**Exercise directions:** Scan the entries for lines with the word "title", then copy those lines.

Segment Start: Record extracts

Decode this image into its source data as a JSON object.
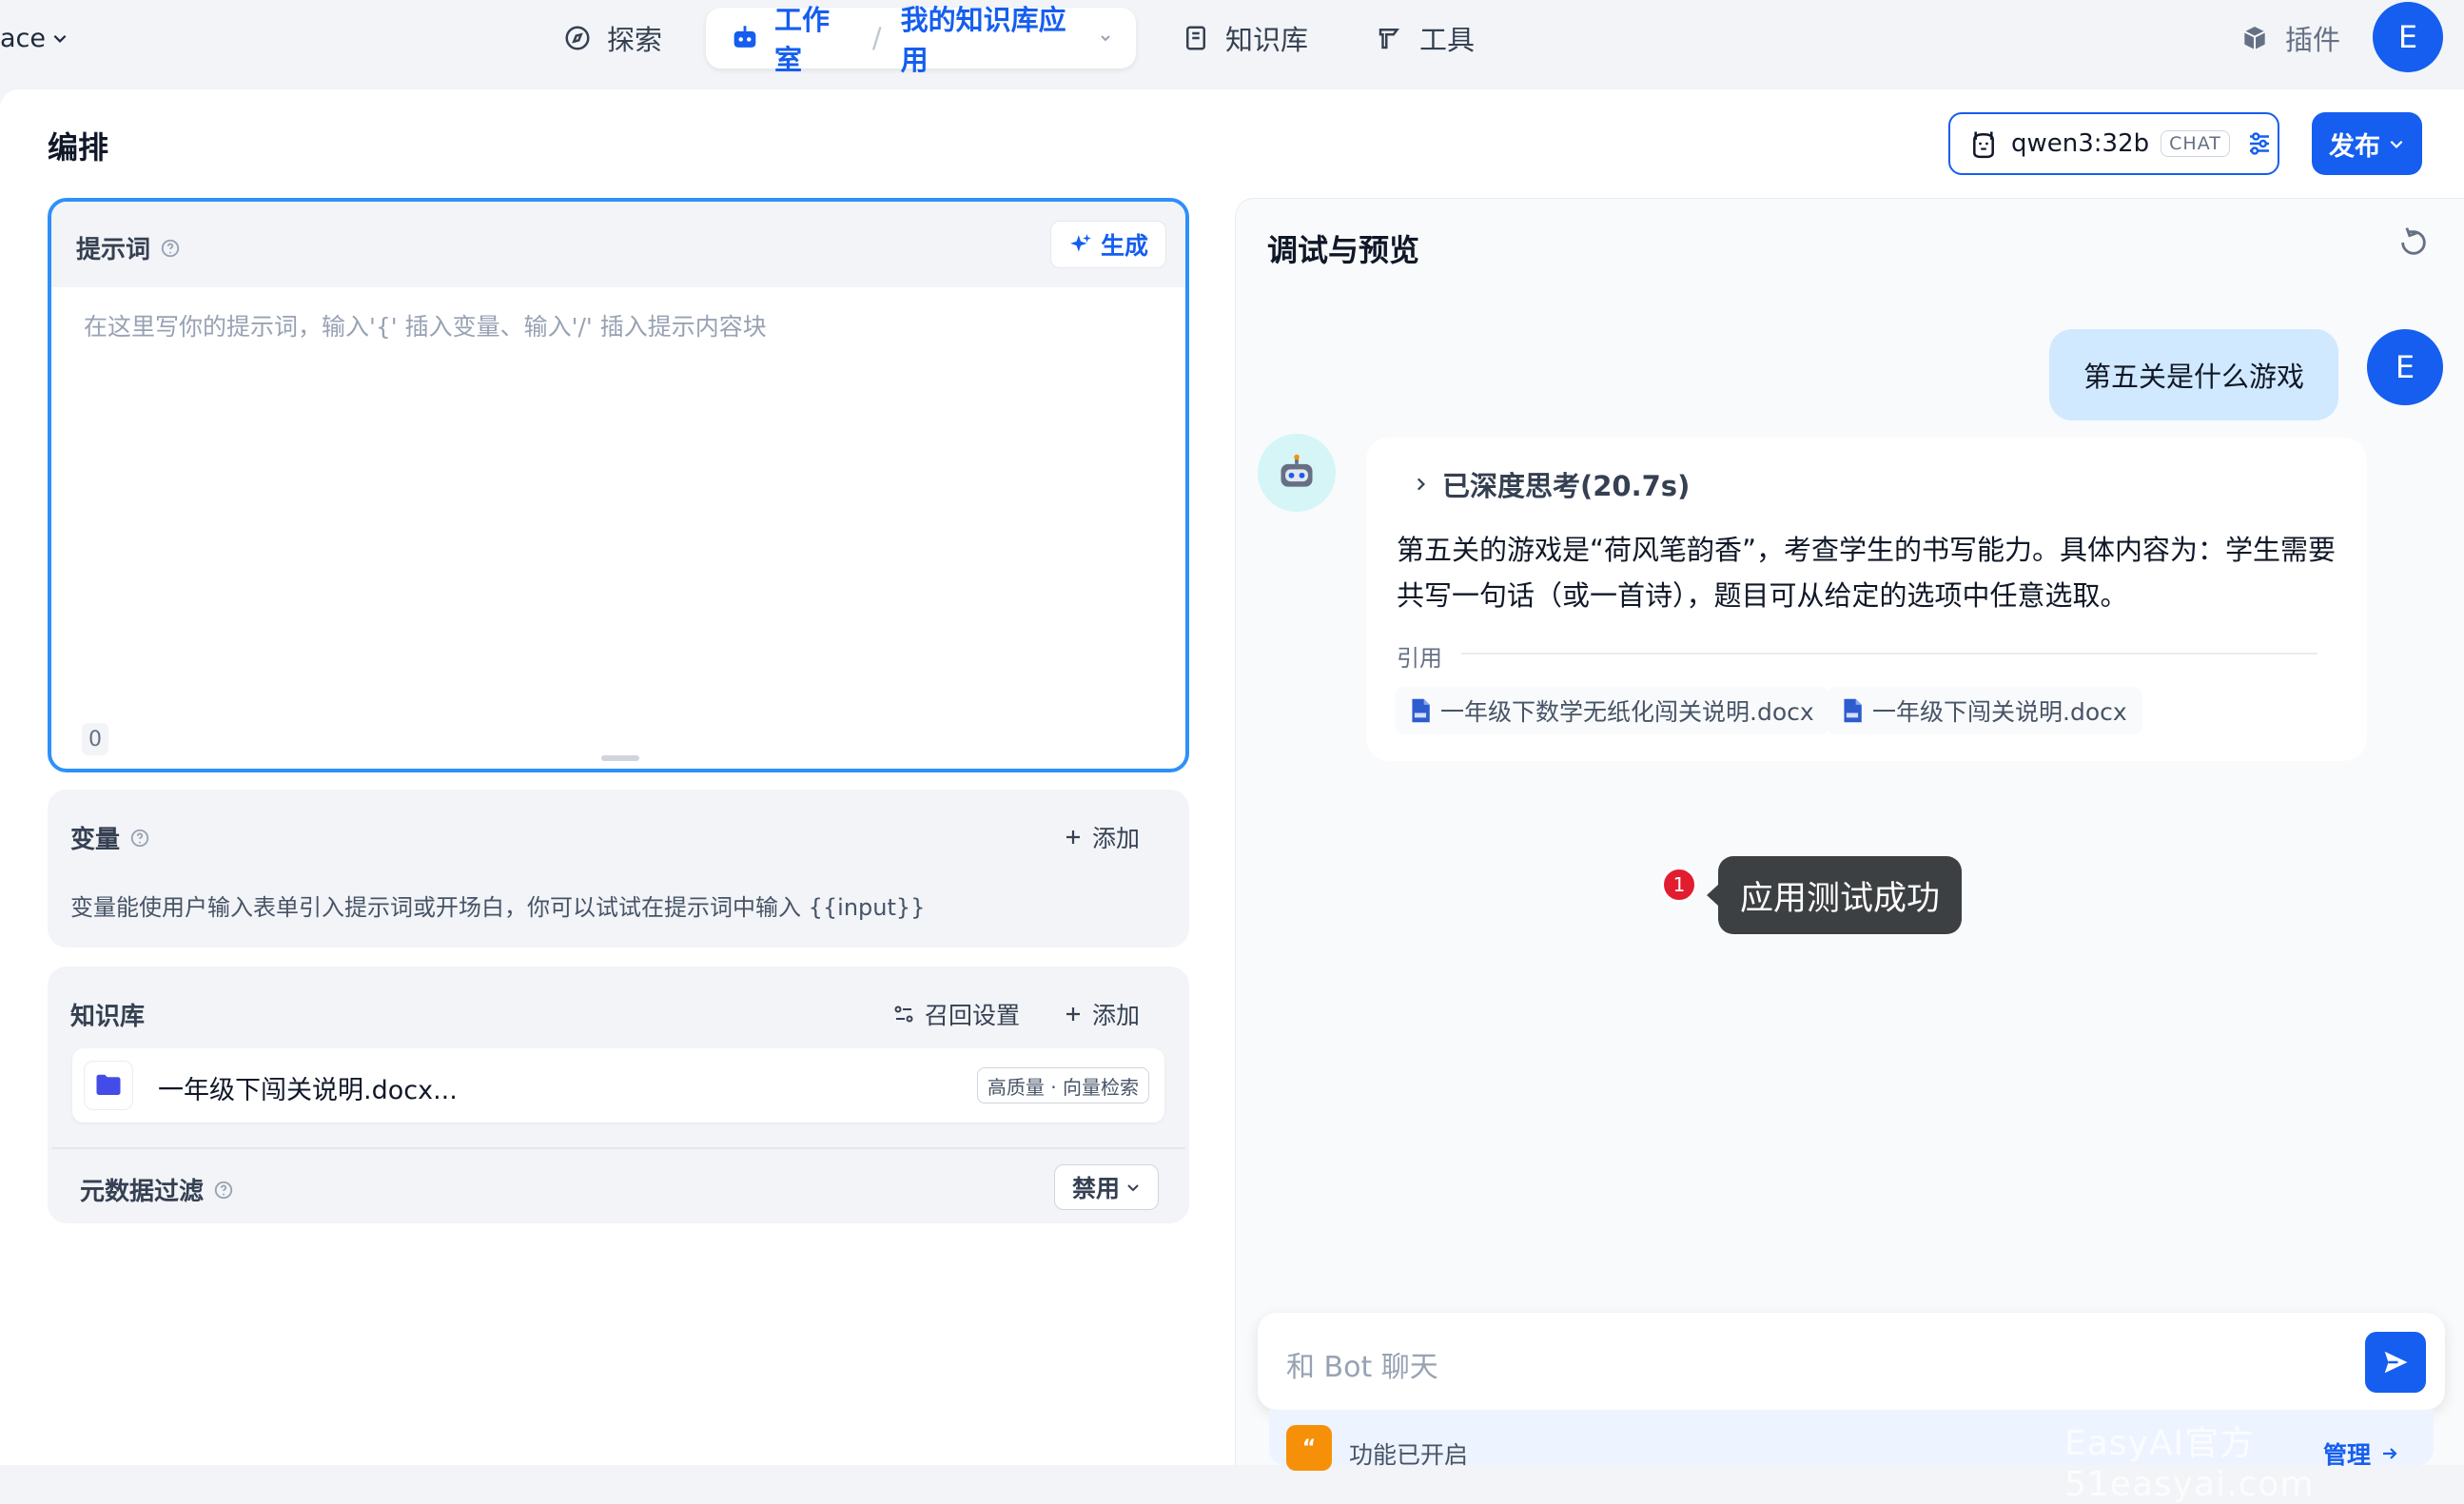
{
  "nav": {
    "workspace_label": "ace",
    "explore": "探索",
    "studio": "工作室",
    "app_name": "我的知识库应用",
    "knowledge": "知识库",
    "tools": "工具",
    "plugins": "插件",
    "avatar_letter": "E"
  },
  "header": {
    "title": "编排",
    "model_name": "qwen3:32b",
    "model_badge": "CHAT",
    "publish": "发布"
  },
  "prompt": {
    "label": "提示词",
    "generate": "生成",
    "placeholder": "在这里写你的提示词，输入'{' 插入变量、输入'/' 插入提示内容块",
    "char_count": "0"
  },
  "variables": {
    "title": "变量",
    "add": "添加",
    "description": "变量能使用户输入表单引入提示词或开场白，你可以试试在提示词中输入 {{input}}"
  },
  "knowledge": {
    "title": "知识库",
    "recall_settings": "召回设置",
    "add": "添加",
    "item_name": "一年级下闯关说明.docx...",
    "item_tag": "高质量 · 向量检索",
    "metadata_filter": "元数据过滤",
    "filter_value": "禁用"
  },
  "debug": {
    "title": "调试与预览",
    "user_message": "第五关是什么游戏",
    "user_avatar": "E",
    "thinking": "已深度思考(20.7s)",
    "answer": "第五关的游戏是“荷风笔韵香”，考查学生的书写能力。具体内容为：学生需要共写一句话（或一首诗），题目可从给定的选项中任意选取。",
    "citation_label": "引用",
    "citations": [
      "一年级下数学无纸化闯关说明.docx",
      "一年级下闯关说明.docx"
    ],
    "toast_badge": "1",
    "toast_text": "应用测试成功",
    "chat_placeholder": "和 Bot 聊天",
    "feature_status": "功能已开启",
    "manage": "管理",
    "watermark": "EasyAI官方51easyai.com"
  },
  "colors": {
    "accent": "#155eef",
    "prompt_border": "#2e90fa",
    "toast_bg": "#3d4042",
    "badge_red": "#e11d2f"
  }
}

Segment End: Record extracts

**Exercise output:**
    "title": "编排",
    "title": "变量",
    "title": "知识库",
    "title": "调试与预览",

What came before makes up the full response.